(Beginning of Task data)
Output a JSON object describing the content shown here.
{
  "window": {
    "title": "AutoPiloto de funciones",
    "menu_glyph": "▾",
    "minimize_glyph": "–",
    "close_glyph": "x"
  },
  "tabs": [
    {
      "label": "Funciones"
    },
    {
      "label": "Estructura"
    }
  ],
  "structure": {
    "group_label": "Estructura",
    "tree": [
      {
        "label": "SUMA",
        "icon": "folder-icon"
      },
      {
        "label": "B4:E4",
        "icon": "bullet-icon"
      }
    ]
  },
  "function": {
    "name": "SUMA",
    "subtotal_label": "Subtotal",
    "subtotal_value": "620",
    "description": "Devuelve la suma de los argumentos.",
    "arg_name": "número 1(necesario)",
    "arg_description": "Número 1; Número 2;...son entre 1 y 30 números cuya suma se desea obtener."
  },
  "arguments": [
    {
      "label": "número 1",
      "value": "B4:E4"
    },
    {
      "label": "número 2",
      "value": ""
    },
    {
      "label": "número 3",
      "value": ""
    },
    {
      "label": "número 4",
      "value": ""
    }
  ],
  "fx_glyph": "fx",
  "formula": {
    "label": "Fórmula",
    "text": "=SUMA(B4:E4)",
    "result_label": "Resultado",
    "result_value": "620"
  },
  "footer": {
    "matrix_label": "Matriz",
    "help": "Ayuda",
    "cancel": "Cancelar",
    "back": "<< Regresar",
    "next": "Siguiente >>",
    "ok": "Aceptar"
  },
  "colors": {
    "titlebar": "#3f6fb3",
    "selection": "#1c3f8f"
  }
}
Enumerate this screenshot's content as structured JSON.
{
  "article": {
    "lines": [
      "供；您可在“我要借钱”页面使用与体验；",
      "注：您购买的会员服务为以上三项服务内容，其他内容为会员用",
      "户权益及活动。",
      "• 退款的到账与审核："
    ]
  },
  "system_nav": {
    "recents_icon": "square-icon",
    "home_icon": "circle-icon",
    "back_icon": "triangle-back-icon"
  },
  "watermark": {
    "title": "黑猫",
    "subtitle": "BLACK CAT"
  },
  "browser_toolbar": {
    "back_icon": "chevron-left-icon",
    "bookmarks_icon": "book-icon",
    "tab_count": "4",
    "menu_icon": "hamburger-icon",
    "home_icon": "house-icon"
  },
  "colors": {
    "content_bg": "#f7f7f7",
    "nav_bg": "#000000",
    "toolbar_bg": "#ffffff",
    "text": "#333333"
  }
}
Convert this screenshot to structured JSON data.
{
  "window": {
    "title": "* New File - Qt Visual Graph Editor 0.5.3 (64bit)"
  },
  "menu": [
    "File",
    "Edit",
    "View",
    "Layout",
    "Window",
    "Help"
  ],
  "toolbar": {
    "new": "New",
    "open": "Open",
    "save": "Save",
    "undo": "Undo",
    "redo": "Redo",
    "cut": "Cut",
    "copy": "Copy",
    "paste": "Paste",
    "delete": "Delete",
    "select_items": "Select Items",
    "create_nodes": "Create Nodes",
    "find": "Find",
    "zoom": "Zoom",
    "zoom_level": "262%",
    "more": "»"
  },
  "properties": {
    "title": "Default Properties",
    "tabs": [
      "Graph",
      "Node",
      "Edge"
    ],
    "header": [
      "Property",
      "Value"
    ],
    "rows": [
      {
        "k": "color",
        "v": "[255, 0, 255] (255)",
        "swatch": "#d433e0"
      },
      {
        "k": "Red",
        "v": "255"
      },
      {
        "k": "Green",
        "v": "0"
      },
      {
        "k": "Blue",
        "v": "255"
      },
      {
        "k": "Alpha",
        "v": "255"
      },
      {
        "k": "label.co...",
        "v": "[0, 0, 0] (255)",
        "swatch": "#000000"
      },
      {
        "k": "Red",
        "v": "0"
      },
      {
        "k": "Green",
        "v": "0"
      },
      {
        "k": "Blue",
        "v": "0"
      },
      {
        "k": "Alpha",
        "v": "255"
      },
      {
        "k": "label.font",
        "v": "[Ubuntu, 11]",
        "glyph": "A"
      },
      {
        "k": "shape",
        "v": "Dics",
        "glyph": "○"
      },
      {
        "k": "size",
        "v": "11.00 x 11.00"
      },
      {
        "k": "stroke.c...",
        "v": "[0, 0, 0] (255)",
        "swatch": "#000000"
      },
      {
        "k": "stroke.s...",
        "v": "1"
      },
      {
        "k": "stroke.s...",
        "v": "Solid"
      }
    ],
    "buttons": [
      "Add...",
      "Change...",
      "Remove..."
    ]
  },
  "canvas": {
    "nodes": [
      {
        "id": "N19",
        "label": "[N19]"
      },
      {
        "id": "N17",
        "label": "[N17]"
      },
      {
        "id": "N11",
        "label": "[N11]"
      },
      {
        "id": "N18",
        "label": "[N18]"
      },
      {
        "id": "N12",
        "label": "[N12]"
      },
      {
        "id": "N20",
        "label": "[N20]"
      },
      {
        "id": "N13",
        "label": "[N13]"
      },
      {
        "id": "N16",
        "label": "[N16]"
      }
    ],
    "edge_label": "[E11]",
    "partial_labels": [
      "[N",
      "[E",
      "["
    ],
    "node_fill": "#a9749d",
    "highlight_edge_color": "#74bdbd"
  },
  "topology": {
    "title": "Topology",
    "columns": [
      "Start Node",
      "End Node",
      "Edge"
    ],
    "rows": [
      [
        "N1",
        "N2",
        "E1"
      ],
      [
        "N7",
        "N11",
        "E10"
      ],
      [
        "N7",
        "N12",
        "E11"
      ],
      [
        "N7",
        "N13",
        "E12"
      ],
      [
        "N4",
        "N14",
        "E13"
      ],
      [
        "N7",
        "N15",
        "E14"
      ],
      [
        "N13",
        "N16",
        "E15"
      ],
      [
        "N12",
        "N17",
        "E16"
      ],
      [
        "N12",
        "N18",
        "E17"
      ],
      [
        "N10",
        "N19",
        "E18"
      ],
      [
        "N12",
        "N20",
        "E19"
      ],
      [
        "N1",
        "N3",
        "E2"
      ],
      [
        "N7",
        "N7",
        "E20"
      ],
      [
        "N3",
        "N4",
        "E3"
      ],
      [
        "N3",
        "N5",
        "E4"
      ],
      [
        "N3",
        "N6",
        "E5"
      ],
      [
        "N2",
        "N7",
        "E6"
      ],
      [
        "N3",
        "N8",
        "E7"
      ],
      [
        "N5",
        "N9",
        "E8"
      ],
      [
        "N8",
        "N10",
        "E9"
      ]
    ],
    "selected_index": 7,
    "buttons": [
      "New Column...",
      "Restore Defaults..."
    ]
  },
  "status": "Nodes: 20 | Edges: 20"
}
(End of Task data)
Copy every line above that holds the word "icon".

        "icon": "folder-icon"
        "icon": "bullet-icon"
    "recents_icon": "square-icon",
    "home_icon": "circle-icon",
    "back_icon": "triangle-back-icon"
    "back_icon": "chevron-left-icon",
    "bookmarks_icon": "book-icon",
    "menu_icon": "hamburger-icon",
    "home_icon": "house-icon"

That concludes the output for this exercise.